How to Apply:
Applications will be accepted from September 8, 2017 through November 6, 2017 at 11:59pm EST.
- Cover letter (limited to 1 page). Applicants should describe their research experience and suitability for the program and illustrate how their previous experience strengthens their ability to develop and implement the proposed research.
- Research proposal (limited to 2 pages). The proposal should highlight the research question of interest, clearly articulate the research approach and methods, and outline the project's scientific significance. Most importantly, within this context projects should demonstrate a clear potential for delivering results for The Nature Conservancy's global priorities, identify the audience who will use the outputs of your work, and address the NatureNet programs themes of action-oriented research that focuses on climate change mitigation and/or adaptation. Applicants are strongly encouraged to develop their projects with their TNC and University mentors.
- Curriculum Vitae or resume.
- Three letters of recommendation to be submitted through the online application system. References should speak to the applicant's ability to complete the proposed project, the feasibility of completing the project within the 2-year time frame, and how the project relates to past work/skills.
- Letters of support from your proposed TNC and University mentors. Mentors should speak to the importance of the project for TNC or their University, the feasibility of completing the proposed research within the 2-year time frame, and the role they will play in mentoring the applicant through the project. The applicant is expected to engage in co-development of the proposal with both proposed mentors and proof of co-development will be assessed during proposal review.
- Research budget for Postdoctoral Research Grant Applications only.
- Accepted candidates will be notified by March 2018. Fellows will be expected to start when funds are available in September 2018. For further information, please contact the NatureNet Science Fellows Program at [email protected]
Those applying for the Post-doctoral Fellowship Position must identify one university as your home institution. You are encouraged to suggest collaborations with additional universities and institutions within your proposal if those collaborations will greatly enhance the research. This year's participating universities for the full fellowship program are:
- Arizona State University - Center for Biodiversity Outcomes
- Brown University - Institute at Brown for Environment and Society
- Columbia University - Earth Institute
- Cornell University - Atkinson Center for a Sustainable Future
- University of California-Los Angeles - Institute of Environment and Sustainability
- University of Pennsylvania - Biology Department, Wharton School of Business, Materials Science and Chemistry programs (green chemistry), VIPER (integrated program in energy research)
Click here for more information on 2018 Partner Universities and University Mentors, including university-specific research topic priorities.
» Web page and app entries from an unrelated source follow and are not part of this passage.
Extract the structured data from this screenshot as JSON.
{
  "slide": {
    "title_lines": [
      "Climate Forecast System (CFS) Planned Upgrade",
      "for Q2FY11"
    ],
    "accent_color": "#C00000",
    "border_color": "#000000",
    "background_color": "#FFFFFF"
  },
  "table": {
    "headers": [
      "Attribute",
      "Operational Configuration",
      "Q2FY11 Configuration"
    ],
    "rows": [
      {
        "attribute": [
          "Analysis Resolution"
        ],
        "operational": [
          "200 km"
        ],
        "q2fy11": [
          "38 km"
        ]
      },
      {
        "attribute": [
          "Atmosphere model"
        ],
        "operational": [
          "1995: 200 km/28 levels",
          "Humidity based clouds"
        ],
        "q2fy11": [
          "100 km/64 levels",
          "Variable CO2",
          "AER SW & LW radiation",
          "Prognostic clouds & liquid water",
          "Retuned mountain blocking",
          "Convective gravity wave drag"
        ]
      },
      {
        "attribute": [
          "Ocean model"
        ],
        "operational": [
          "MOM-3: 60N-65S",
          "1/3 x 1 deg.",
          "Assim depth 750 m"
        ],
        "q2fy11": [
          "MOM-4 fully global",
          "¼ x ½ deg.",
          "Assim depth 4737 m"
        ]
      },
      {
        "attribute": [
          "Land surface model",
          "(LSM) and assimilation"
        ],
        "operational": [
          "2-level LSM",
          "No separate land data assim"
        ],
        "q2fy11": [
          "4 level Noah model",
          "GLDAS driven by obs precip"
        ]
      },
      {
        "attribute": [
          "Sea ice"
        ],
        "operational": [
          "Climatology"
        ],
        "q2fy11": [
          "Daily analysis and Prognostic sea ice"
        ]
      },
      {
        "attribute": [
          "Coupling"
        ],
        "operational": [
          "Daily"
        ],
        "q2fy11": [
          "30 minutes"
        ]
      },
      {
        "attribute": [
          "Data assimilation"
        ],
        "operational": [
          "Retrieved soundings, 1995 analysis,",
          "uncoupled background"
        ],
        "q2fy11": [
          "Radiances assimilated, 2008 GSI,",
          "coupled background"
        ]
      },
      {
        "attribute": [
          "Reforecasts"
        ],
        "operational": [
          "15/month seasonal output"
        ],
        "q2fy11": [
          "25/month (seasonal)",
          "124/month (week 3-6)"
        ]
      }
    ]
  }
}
Applicants will identify at least one mentor from the partner institution and one mentor from The Nature Conservancy to develop a research program. Applicants are asked to first identify which of the active TNC priority projects best aligns with your work. The TNC lead for the project will act as your mentor. To identify available mentors and related projects, review 2018 University Partners, Projects and Mentors web page. You may wish to share the Mentor Expectations document when seeking mentor commitment.